But Briana Brady, her 17-year-old brother, 15-year-old sister, mother and father crammed themselves into it just before the Easter tornado tore through their neighborhood, located just east of Hamilton Place.
“My Dad hadn’t even gotten the door closed,” said Brady, an Innovations in Honors Scholar in the University of Tennessee at Chattanooga Honors College. “We all heard some major noise. They say it sounds like a train and it really does.”
Everyone in her family lived with no injuries so, naturally, still being alive was the best news Brady has had in, well, her entire life.
But in what might be considered a small bite of dessert, she found out two weeks after the tornado that she is a 2020 recipient of the Harold Love Outstanding Community Service Award.

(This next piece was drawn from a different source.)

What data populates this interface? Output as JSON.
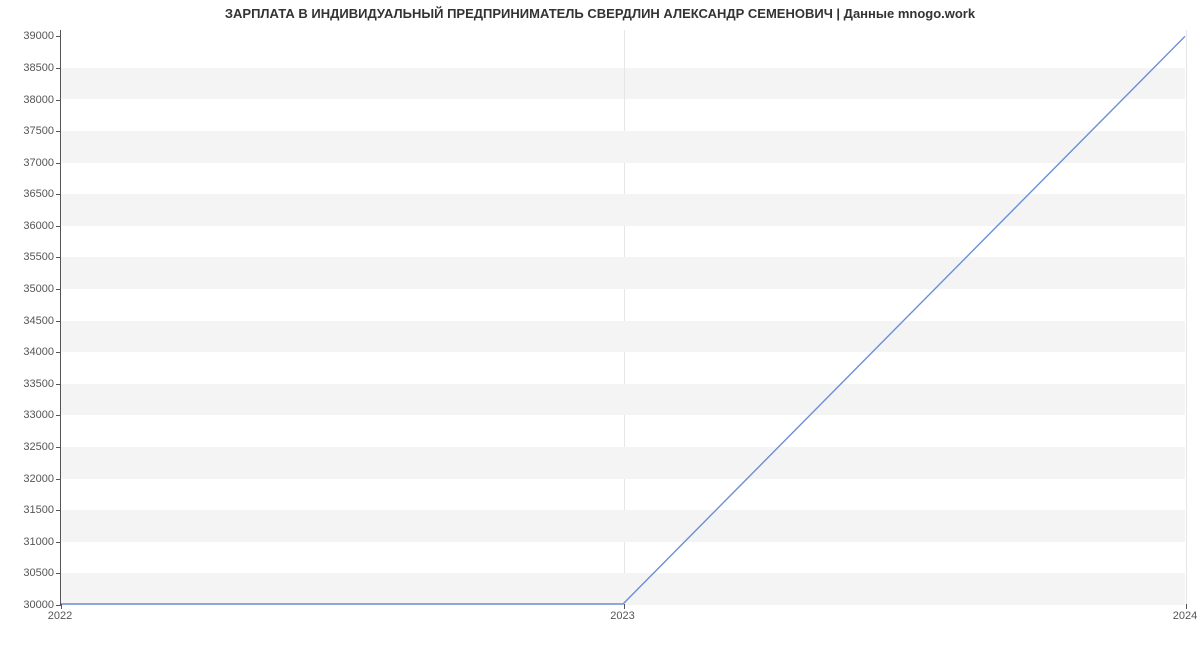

Each year, five people from across the state are honored for their outstanding social work in cities with universities and colleges.

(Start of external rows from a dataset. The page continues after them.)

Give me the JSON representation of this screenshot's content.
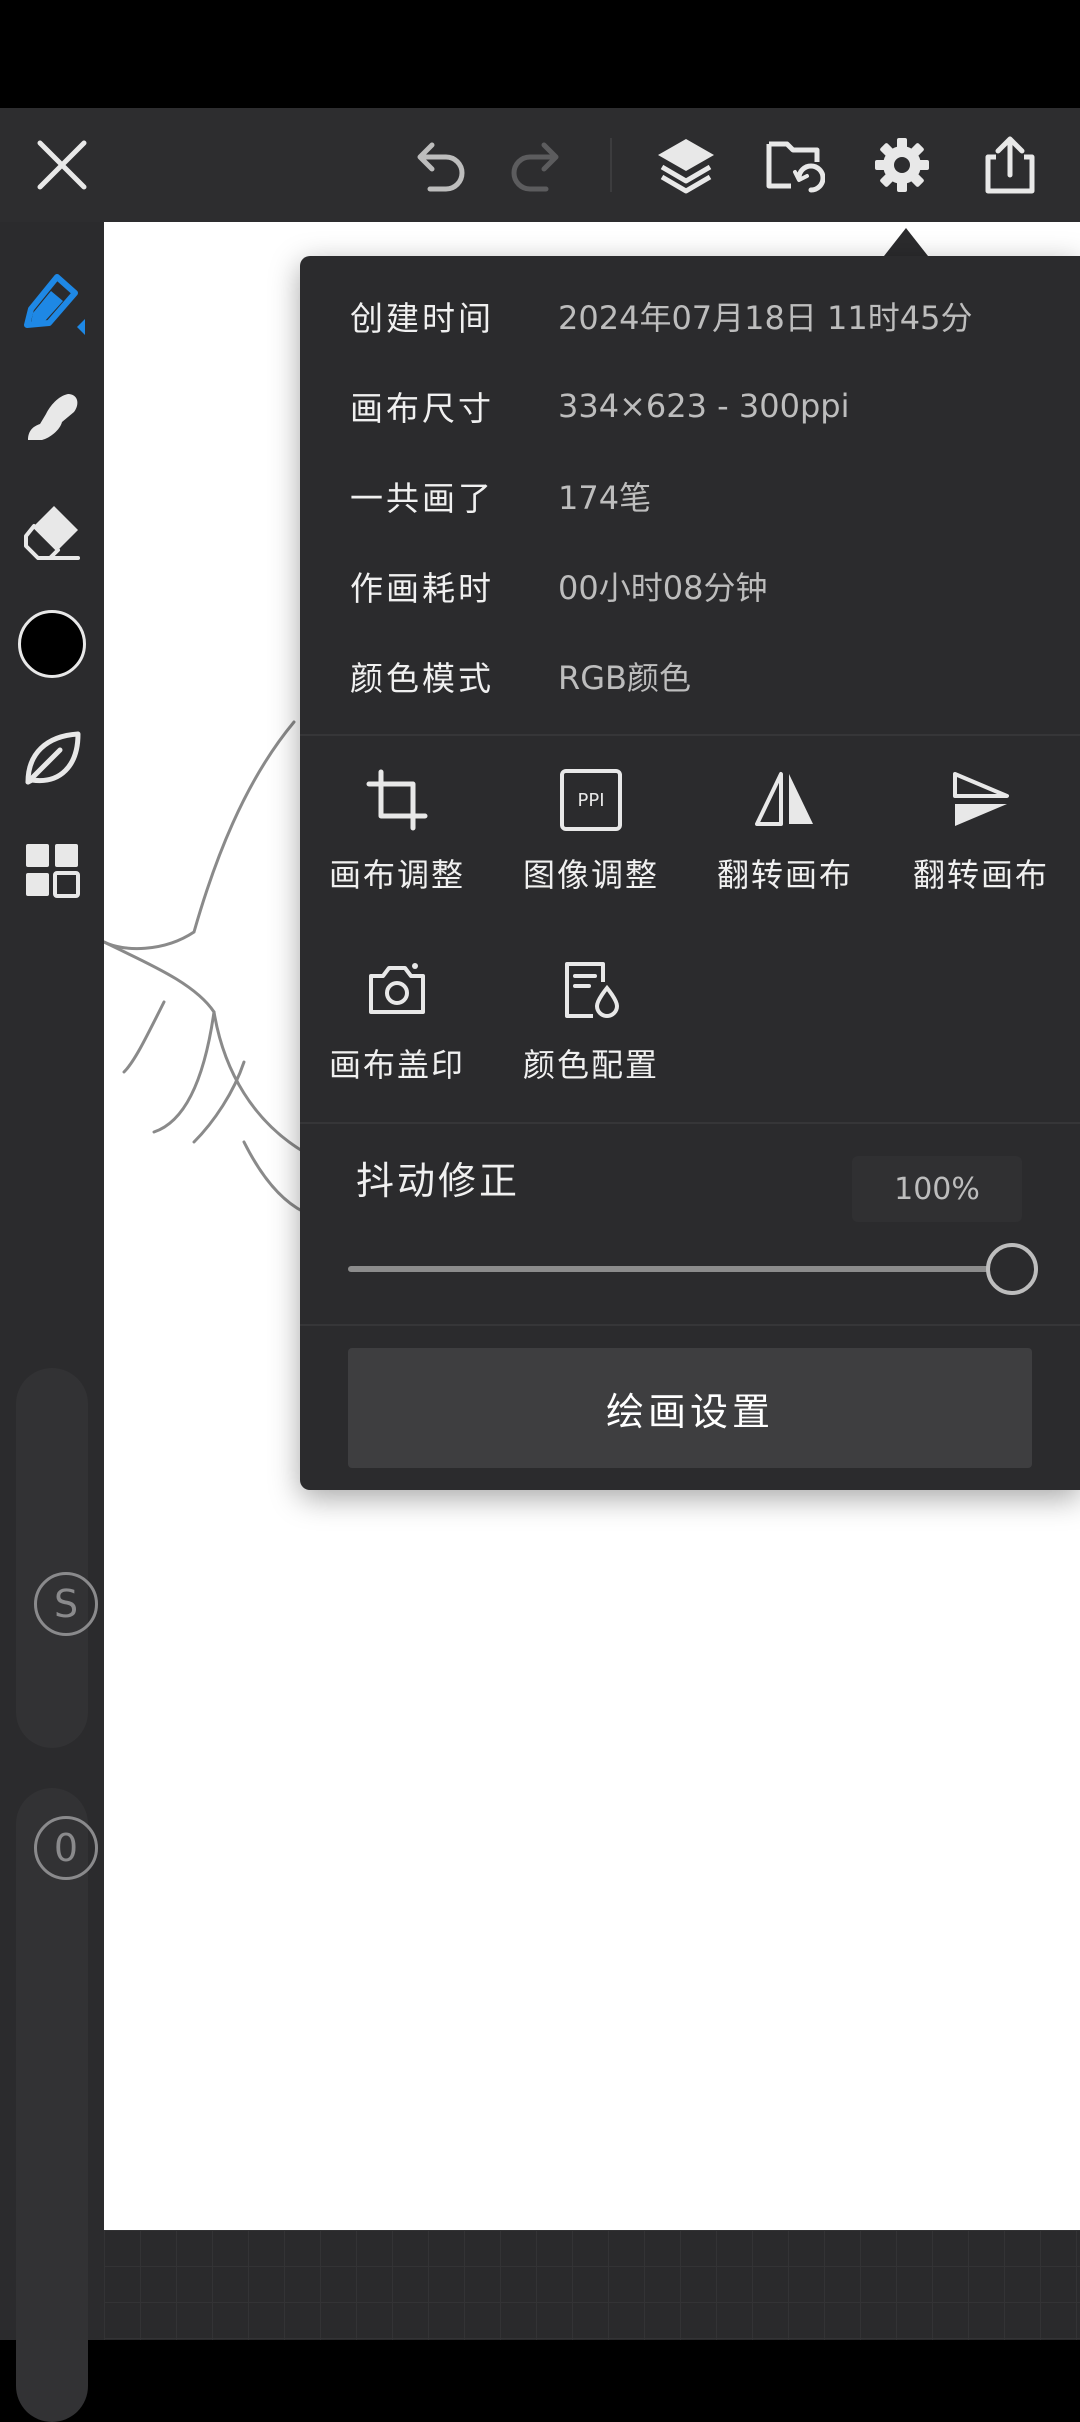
{
  "toolbar": {
    "close": "close-icon",
    "undo": "undo-icon",
    "redo": "redo-icon",
    "layers": "layers-icon",
    "save": "save-folder-icon",
    "settings": "gear-icon",
    "share": "share-icon"
  },
  "left_rail": {
    "tools": [
      "pen-icon",
      "smudge-icon",
      "eraser-icon",
      "color-swatch",
      "leaf-icon",
      "grid-icon"
    ],
    "current_color": "#000000",
    "accent_color": "#1e88e5",
    "size_knob_label": "S",
    "opacity_knob_label": "0"
  },
  "info": {
    "created_label": "创建时间",
    "created_value": "2024年07月18日 11时45分",
    "size_label": "画布尺寸",
    "size_value": "334×623 - 300ppi",
    "strokes_label": "一共画了",
    "strokes_value": "174笔",
    "time_label": "作画耗时",
    "time_value": "00小时08分钟",
    "mode_label": "颜色模式",
    "mode_value": "RGB颜色"
  },
  "actions": {
    "canvas_adjust": "画布调整",
    "image_adjust": "图像调整",
    "flip_h": "翻转画布",
    "flip_v": "翻转画布",
    "canvas_stamp": "画布盖印",
    "color_config": "颜色配置"
  },
  "ppi_badge": "PPI",
  "stabilizer": {
    "label": "抖动修正",
    "value": "100%",
    "level": 1.0
  },
  "settings_button": "绘画设置"
}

“I was absolutely humbled and honored,” said Brady, who graduates in May 2021 with a degree in political science said. But she admitted that she had an inkling that something was going on when Honors College higher-ups asked her a couple of times if she could give them a photo of herself.
“Briana is very smart, very knowledgeable and very, very committed to the causes about which she cares,” said Honors College Dean Linda Frost. “She is multi-talented, kind, whip-smart, and solely devoted to social justice particularly as it appears—or doesn’t—in our educational systems.

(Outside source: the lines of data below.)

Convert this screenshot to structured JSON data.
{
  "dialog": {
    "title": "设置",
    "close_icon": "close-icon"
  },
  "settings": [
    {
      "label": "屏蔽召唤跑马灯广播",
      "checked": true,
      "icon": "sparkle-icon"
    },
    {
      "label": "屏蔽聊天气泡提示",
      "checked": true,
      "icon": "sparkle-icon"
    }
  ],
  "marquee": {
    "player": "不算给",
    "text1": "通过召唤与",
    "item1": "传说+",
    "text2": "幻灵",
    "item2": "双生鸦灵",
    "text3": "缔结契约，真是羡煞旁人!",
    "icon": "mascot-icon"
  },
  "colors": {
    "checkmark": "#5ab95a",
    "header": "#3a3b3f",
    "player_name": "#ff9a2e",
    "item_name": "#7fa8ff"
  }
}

“She right now is a change agent and I am thrilled that she has been awarded the Harold Love Award. I’ve known very few students who deserve it more than she.”
UTC Assistant Professor of Nursing Priscilla Simms-Roberson also was a 2020 winner of a statewide Harold Love Outstanding Community Service Award.
The run-up to the Harold Love Award began many years ago for Brady when, as a student at Chattanooga’s Baylor School, she began spending afternoons at the city’s Carver Youth and Westside Family Development Centers where, among other tasks, she still helps with the kids’ homework, plays games with them and tries to make sure their families meet their daily food needs.
“This will be my eighth year, so I’ve watched these kids grow up and have known their families for a long time,” Brady said.
After graduating from the Baylor School in 2017, she attended Smith College in western Massachusetts for a year.
“While it was wonderful academically, it wasn’t the right social fit for me, and I missed my involvements outside of the campus and classroom,” she explained. “Coming back to UTC allowed me to continue my education in an environment I felt more comfortable in, while enabling me to continue my daily opportunity to spend each afternoon at Carver with friends in the community.”
The Harold Love Award comes with a $1,000 prize, which she said she wants to take back to some of the families with whom she’s worked at the Chattanooga family centers.
“This summer I’m going to think how to do that. It might be trying to provide mental health services for children and fund their therapy, if needed,” she said.
After graduating from UTC, Brady said she plans to pursue a master’s and Ph.D. with the ultimate goal of a career in “a think-tank environment, some sort of political realm, crafting policy for urban school environments.
“I’d be trying to work on school discipline and how those practices can be improved through more restorative justice efforts and trying to teach children and their teachers ways in which communication, rather than discipline and punishment, can be an even more effective way of learning,” she explained.
Back at home, while her family survived the tornado without injury, their house has some serious wounds but is mostly intact; however, a tree crushed her car. Their neighborhood, though, is a blast zone.
Crumpled and torn-off roofs. Naked, leafless trees, at least the ones still standing. Towering piles of rubble in all shapes and sizes. RVs tossed into homes. Entire houses leaning 45 degrees to one side.
Even after the tornado roared through, Brady was still scared.
“I was terrified afterwards because we had no idea what was coming. We had no cell service; we had no internet; we had no power. We didn’t know if there was another one coming.
“I told my sister, ‘I can’t do this again tonight. I can’t go through that again.’”
But Brady has been through so much and given so much, it seems like she can stand up to anything.